Saturday, 22 November 2008

Save the last dance for me

Thus far I have resisted the temptation to discuss the issue that divides the nation. No, not the recession, the mental health of the Prime Minister or the prospects for an early general election, I mean the real issue : John Sergeant and his uncooperative feet.

Anyone meeting me would probably be surprised to learn that I am a trained dancer with certificates and medals and, on one terrifying occasion, an appearance on the West End stage. Tap is my thing. Maxi-Fords, ripples, time-steps, pick-ups, cut-aways and wings hold no fear for this fat man although the gruesomely difficult step-over is, sadly, a thing of the past. I even invented a step once, a 16-beat turning riff, although I'm not sure I can still remember how to do it. Dancing requires you to move in ways you never thought possible but with practice even the most complex steps can be mastered by anyone possessing reasonable coordination. It is good exercise, provides endless new challenges and gives a lot of people a lot of fun. My dodgy ticker no longer allows me to dance with vigour for fear that a triple pick-up timestep with double-shuffle will result in a luggage label being attached to my big toe and a trip to the local crematorium. Nonetheless gentle jigging about is still possible from time to time and injects a little pleasure into my otherwise miserable existence.

When Strictly Come Dancing started in 2004 it was an early summer show running from May to July. A second series followed later that year and since then it has run from early October up to Christmas and been one of the BBC's most popular shows. The format has been sold overseas and the American version, Dancing with the Stars, is huge. I haven't watched "Strictly" regularly since the third series because I found it became rather formulaic, although the competitors changed the performances didn't and the judges' comments became entirely predictable. Now I watch the last two or three weeks by which time those who can't dance or don't care to try have usually been eliminated and the remaining competitors perform to a very good level. For me the entertainment value lies in the quality of the dancing not in the early rounds of scoffing at uncoordinated performing seals. When the continued presence of John Sergeant on the show started to cause a stink a couple of weeks ago I looked at his performances on the BBC website and had no difficulty in including him in the performing seal category.
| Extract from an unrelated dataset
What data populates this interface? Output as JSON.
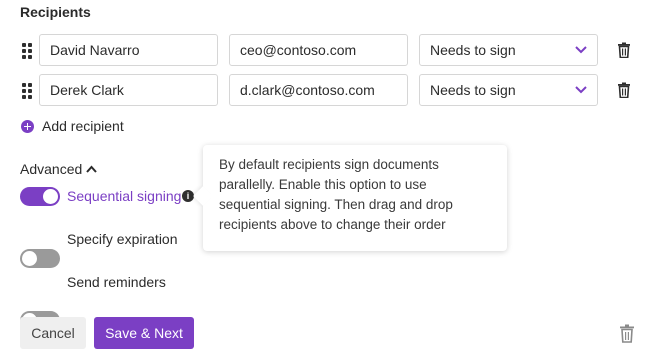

Recent heavy voting for him has been criticised as making a mockery of the show as a dance contest. Last week the actress Cheri Lunghi was voted out despite being an excellent dancer and I suspect that spurred Mr Sergeant into withdrawing before further injustices were meted out to those of ability and dedication. I do not suggest he hasn't tried and his final waltz on tonight's show was a very passable effort for a 64 year-old and was performed with elegance and great dignity.

The issue thrown up by these events is rather interesting. The BBC throws the vote out to the public and hopes that the votes cast will not result in perverse results yet it has no control over how people will vote. Some will vote purely on their assessment of the quality of dancing, some will vote for their favourite actor/actress/singer or whatever, some will vote for one person in the hope it will result in the elimination of someone they don't like, some will vote for a contestant who has been treated harshly by the judges and, no doubt, some will vote for a non-dancer who provides great entertainment value. Hundreds more reasons could lie behind decisions to phone in. Every reason is equally legitimate because the matter is open to all and when a vote is open to all you are stuck with what the voters choose to do, no matter how strongly you might feel they are doing the wrong thing.
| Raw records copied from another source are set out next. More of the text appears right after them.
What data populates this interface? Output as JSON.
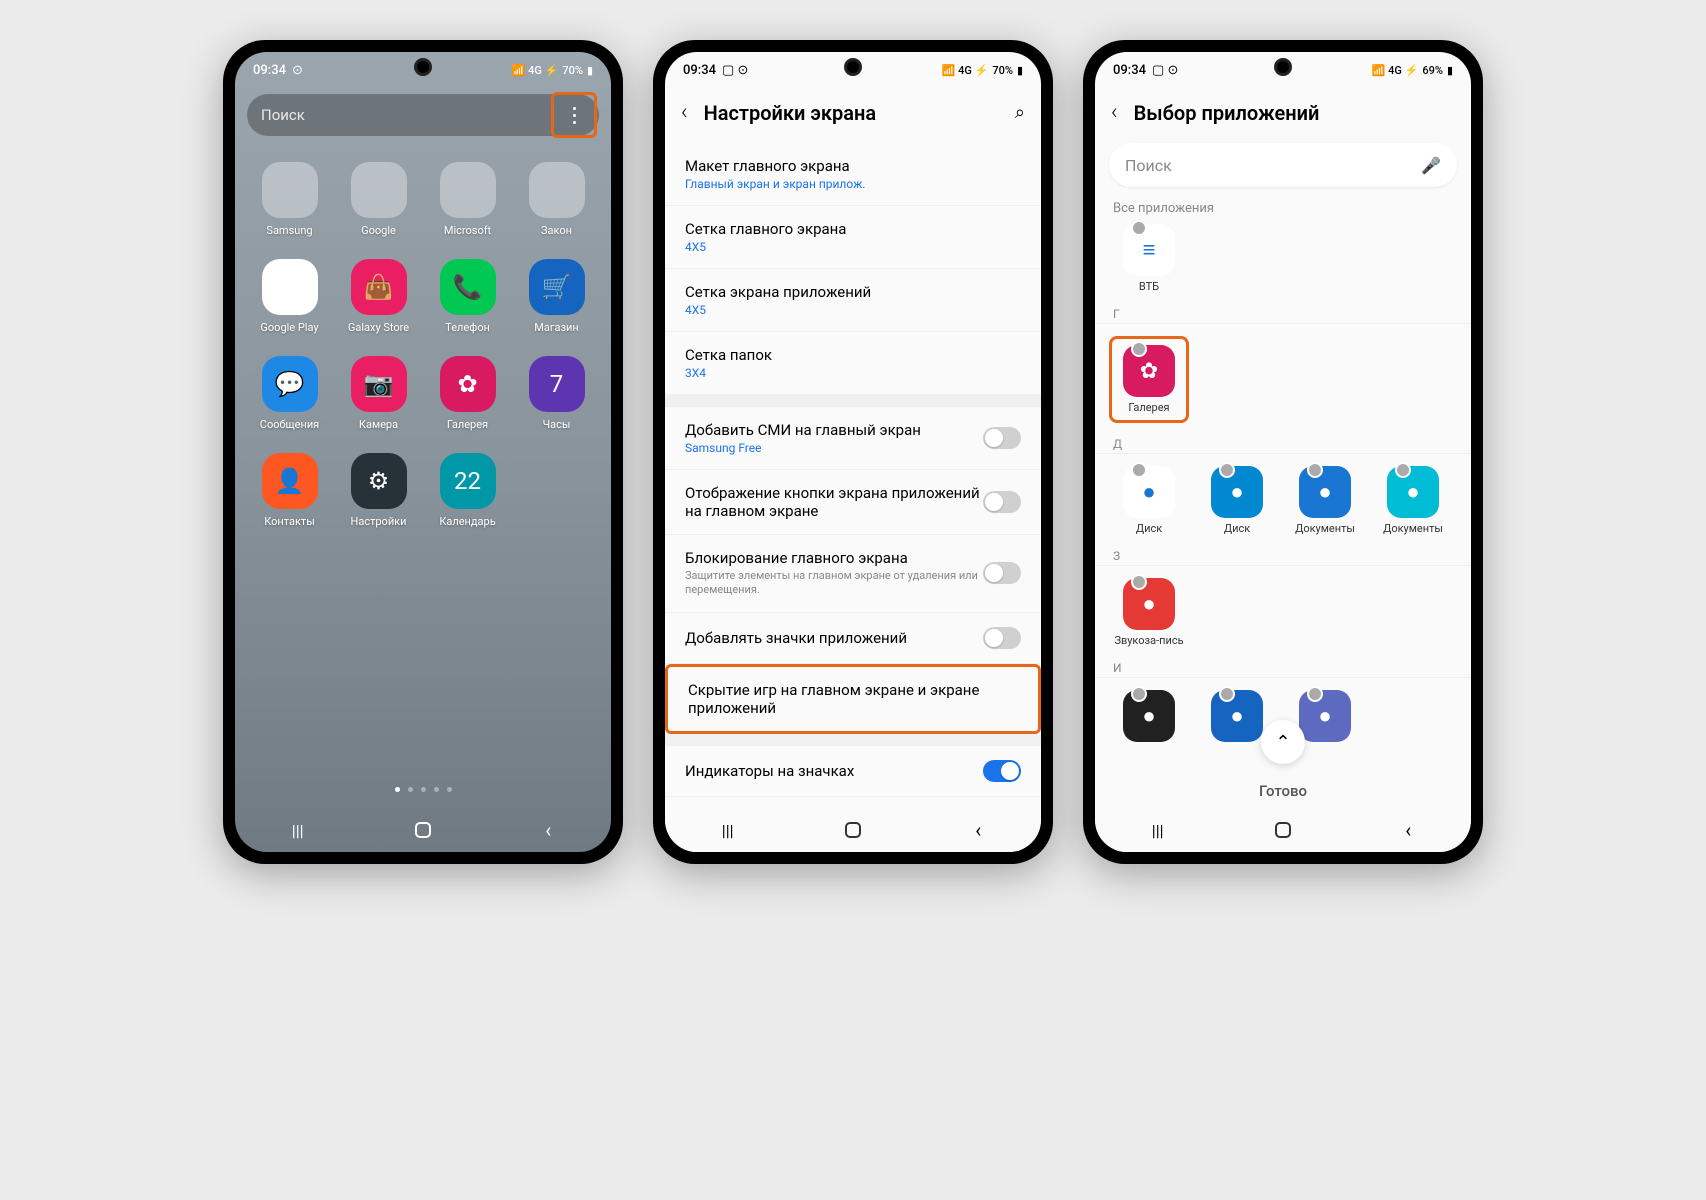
{
  "phone1": {
    "status_time": "09:34",
    "status_battery": "70%",
    "search_placeholder": "Поиск",
    "apps": [
      {
        "label": "Samsung",
        "type": "folder"
      },
      {
        "label": "Google",
        "type": "folder"
      },
      {
        "label": "Microsoft",
        "type": "folder"
      },
      {
        "label": "Закон",
        "type": "folder"
      },
      {
        "label": "Google Play",
        "type": "icon",
        "bg": "#fff"
      },
      {
        "label": "Galaxy Store",
        "type": "icon",
        "bg": "#e91e63"
      },
      {
        "label": "Телефон",
        "type": "icon",
        "bg": "#00c853"
      },
      {
        "label": "Магазин",
        "type": "icon",
        "bg": "#1565c0"
      },
      {
        "label": "Сообщения",
        "type": "icon",
        "bg": "#1e88e5"
      },
      {
        "label": "Камера",
        "type": "icon",
        "bg": "#e91e63"
      },
      {
        "label": "Галерея",
        "type": "icon",
        "bg": "#d81b60"
      },
      {
        "label": "Часы",
        "type": "icon",
        "bg": "#5e35b1"
      },
      {
        "label": "Контакты",
        "type": "icon",
        "bg": "#ff5722"
      },
      {
        "label": "Настройки",
        "type": "icon",
        "bg": "#263238"
      },
      {
        "label": "Календарь",
        "type": "icon",
        "bg": "#0097a7"
      }
    ]
  },
  "phone2": {
    "status_time": "09:34",
    "status_battery": "70%",
    "title": "Настройки экрана",
    "items": [
      {
        "label": "Макет главного экрана",
        "sub": "Главный экран и экран прилож.",
        "sub_type": "blue"
      },
      {
        "label": "Сетка главного экрана",
        "sub": "4X5",
        "sub_type": "blue"
      },
      {
        "label": "Сетка экрана приложений",
        "sub": "4X5",
        "sub_type": "blue"
      },
      {
        "label": "Сетка папок",
        "sub": "3X4",
        "sub_type": "blue"
      }
    ],
    "items2": [
      {
        "label": "Добавить СМИ на главный экран",
        "sub": "Samsung Free",
        "sub_type": "blue",
        "toggle": "off"
      },
      {
        "label": "Отображение кнопки экрана приложений на главном экране",
        "toggle": "off"
      },
      {
        "label": "Блокирование главного экрана",
        "sub": "Защитите элементы на главном экране от удаления или перемещения.",
        "sub_type": "gray",
        "toggle": "off"
      },
      {
        "label": "Добавлять значки приложений",
        "toggle": "off"
      },
      {
        "label": "Скрытие игр на главном экране и экране приложений",
        "highlight": true
      }
    ],
    "items3": [
      {
        "label": "Индикаторы на значках",
        "toggle": "on"
      }
    ]
  },
  "phone3": {
    "status_time": "09:34",
    "status_battery": "69%",
    "title": "Выбор приложений",
    "search_placeholder": "Поиск",
    "all_label": "Все приложения",
    "sections": [
      {
        "letter": "",
        "apps": [
          {
            "label": "ВТБ",
            "bg": "#fff"
          }
        ]
      },
      {
        "letter": "Г",
        "apps": [
          {
            "label": "Галерея",
            "bg": "#d81b60",
            "highlight": true
          }
        ]
      },
      {
        "letter": "Д",
        "apps": [
          {
            "label": "Диск",
            "bg": "#fff"
          },
          {
            "label": "Диск",
            "bg": "#0288d1"
          },
          {
            "label": "Документы",
            "bg": "#1976d2"
          },
          {
            "label": "Документы",
            "bg": "#00bcd4"
          }
        ]
      },
      {
        "letter": "З",
        "apps": [
          {
            "label": "Звукоза-пись",
            "bg": "#e53935"
          }
        ]
      },
      {
        "letter": "И",
        "apps": [
          {
            "label": "",
            "bg": "#212121"
          },
          {
            "label": "",
            "bg": "#1565c0"
          },
          {
            "label": "",
            "bg": "#5c6bc0"
          }
        ]
      }
    ],
    "done_label": "Готово"
  }
}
In the second series of Strictly Come Dancing there were several contestants who had little control over their feet. Three were eliminated early on but one, Julian Clary, made it to the final. In doing so he got further than the athlete Roger Black and the singer Aled Jones, both of whom were very accomplished dancers. I do not recall many complaints at the time, presumably because Mr Clary was hugely entertaining both in his lacklustre dancing and in his observations about his own performances and the show in general. No dancer who witnessed his attempt at a jive could see it as anything other than an exhibition of comic mime and I had no difficulty in enjoying it for what it was.

I wonder whether the outrage about John Sergeant lasting so long is a sign that the show has outlived its usefulness as an entertainment. Perhaps Bruce Forsythe's retirement at the end of the current series would be a good opportunity for it to come off the air before it takes itself too seriously. I don't really care one way or the other, but one thing is essential for the good of the nation, Bruce must receive the knighthood he so richly deserves.
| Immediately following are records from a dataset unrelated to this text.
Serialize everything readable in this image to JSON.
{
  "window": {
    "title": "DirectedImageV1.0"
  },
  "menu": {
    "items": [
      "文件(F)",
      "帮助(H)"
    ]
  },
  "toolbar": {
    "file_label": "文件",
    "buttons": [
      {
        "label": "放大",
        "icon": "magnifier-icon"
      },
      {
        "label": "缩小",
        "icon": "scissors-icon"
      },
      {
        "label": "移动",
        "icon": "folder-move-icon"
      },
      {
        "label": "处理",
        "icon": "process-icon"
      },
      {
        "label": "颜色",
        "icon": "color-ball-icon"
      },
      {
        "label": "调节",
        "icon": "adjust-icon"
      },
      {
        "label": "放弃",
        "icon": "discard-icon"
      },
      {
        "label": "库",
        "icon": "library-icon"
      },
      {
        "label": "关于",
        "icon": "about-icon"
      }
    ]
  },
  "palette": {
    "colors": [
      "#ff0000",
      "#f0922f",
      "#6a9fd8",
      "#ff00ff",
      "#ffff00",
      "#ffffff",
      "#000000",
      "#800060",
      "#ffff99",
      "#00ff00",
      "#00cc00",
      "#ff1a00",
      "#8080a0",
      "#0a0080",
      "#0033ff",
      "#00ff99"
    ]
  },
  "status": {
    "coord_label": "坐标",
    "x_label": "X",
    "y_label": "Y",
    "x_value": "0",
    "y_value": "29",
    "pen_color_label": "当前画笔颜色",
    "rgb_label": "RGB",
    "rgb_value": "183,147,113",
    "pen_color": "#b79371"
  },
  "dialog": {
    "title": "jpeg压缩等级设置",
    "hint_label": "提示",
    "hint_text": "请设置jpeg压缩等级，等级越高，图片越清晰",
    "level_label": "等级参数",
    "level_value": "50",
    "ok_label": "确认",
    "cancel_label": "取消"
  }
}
2 comments:

Charon QC said...

FB: Excellent tun of phrase.... needed a laugh...

"..... In a luggage label being attached to my big toe and a trip to the local crematorium."

Charon QC said...

Agree.. time for Brucie to get a *K*.... although he did have a most unusual baseball cap on during a recent video... as HIGNIFY picked up.